Until she lost her job last September, Wendy Nocar denied nothing to her granddaughter, Summer, whom she has raised since she was a baby. The blonde 6-year-old was plied with Barbie dolls, clothes, ballet lessons, trips to the mall, and outings to Broadway shows and her favorite restaurant, Red Lobster.Read the whole thing at the link.
These days, Ms. Nocar, 57, unable to land a job interview much less a job, is worried about stocking the refrigerator and paying her mortgage. She is also fearful of being unable to support Summer, who she says was born addicted to heroin, and who has been in her custody since infancy.

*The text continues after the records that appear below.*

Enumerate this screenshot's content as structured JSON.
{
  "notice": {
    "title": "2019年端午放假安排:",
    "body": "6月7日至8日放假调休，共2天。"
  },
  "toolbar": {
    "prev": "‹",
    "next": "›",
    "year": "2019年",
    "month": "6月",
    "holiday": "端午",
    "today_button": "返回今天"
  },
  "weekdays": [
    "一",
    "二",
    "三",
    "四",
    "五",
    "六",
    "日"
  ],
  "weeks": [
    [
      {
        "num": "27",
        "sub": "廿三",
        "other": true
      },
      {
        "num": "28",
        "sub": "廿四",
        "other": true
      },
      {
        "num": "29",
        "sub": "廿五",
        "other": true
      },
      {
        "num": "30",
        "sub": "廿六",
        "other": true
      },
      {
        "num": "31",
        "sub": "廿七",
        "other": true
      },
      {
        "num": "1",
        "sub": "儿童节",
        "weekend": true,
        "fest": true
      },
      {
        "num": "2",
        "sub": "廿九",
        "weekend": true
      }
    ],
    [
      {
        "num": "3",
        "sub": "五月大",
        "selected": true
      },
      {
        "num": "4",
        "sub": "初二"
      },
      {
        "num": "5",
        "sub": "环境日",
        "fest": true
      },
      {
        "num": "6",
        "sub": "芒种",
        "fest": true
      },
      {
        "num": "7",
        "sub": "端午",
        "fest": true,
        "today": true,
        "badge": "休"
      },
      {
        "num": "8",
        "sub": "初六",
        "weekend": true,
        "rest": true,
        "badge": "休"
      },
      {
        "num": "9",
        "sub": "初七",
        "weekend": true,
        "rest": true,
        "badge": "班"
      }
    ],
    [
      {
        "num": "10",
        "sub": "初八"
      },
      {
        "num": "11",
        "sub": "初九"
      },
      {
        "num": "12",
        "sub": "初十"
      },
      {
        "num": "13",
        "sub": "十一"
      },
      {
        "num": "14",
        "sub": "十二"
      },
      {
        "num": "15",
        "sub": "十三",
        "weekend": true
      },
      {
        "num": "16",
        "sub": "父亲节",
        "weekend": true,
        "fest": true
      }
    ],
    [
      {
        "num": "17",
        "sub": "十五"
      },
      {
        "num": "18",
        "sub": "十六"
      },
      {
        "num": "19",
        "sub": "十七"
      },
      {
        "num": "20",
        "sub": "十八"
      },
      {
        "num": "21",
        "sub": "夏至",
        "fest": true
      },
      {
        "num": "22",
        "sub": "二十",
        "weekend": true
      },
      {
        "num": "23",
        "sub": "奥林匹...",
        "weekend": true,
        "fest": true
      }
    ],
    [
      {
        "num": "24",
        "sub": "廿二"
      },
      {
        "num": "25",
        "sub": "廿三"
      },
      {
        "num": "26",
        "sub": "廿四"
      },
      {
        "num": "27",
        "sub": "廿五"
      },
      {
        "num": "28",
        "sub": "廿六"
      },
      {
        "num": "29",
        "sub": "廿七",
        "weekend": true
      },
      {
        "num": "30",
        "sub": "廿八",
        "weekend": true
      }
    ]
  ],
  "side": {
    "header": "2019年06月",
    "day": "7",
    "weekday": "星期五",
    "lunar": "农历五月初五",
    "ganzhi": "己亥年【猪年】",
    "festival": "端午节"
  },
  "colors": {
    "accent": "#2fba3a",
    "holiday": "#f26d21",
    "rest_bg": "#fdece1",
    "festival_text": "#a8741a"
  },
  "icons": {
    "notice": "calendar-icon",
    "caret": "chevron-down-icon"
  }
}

Summer is anxious about her grandmother's situation. "We don't have a lot of money," says the first-grader, whose pictures adorn the cluttered three-bedroom house she inhabits with her grandmother, two cats, a dog and a rabbit named Whiskers. "We need a lot of money; she has to get a job," Summer adds.
"She seems to understand a lot more than children do her age," Ms. Nocar says.
Today, more and more children are being raised by their grandparents. These grandparents provide a crucial safety net, allowing children whose parents can't provide for them to remain in families, instead of winding up as wards of the state. But as the recession hits "grandfamilies," that safety net is under stress.
The unemployment rate for older workers is lower than the overall rate. But once they become unemployed, older workers find it harder to land a job and they tend to remain out of work longer than younger workers, according to the Bureau of Labor Statistics. The unemployment rate for those 55 and over has been climbing significantly in recent months; in March, it rose to 6.2% -- the highest it has been since September, 1949, according the bureau.
At the same time, the number of grandfamilies has been growing. In 1970, about 3% of all children under 18 lived in households headed by a grandparent. By 2007, 4.7 million kids -- or 6.5% of American children -- were living in households headed by a grandparent, according to Census Bureau data. This shift was driven by a variety of factors, including more parents hit by drug use, AIDS or cancer, and the large numbers of single parents who, if struck by tragedy, leave children behind.
Sunday, April 5, 2009
Here's an interesting story, from the Wall Street Journal, on the strains facing grandparents raising children amid the recession, "'Grandfamilies' Come Under Pressure":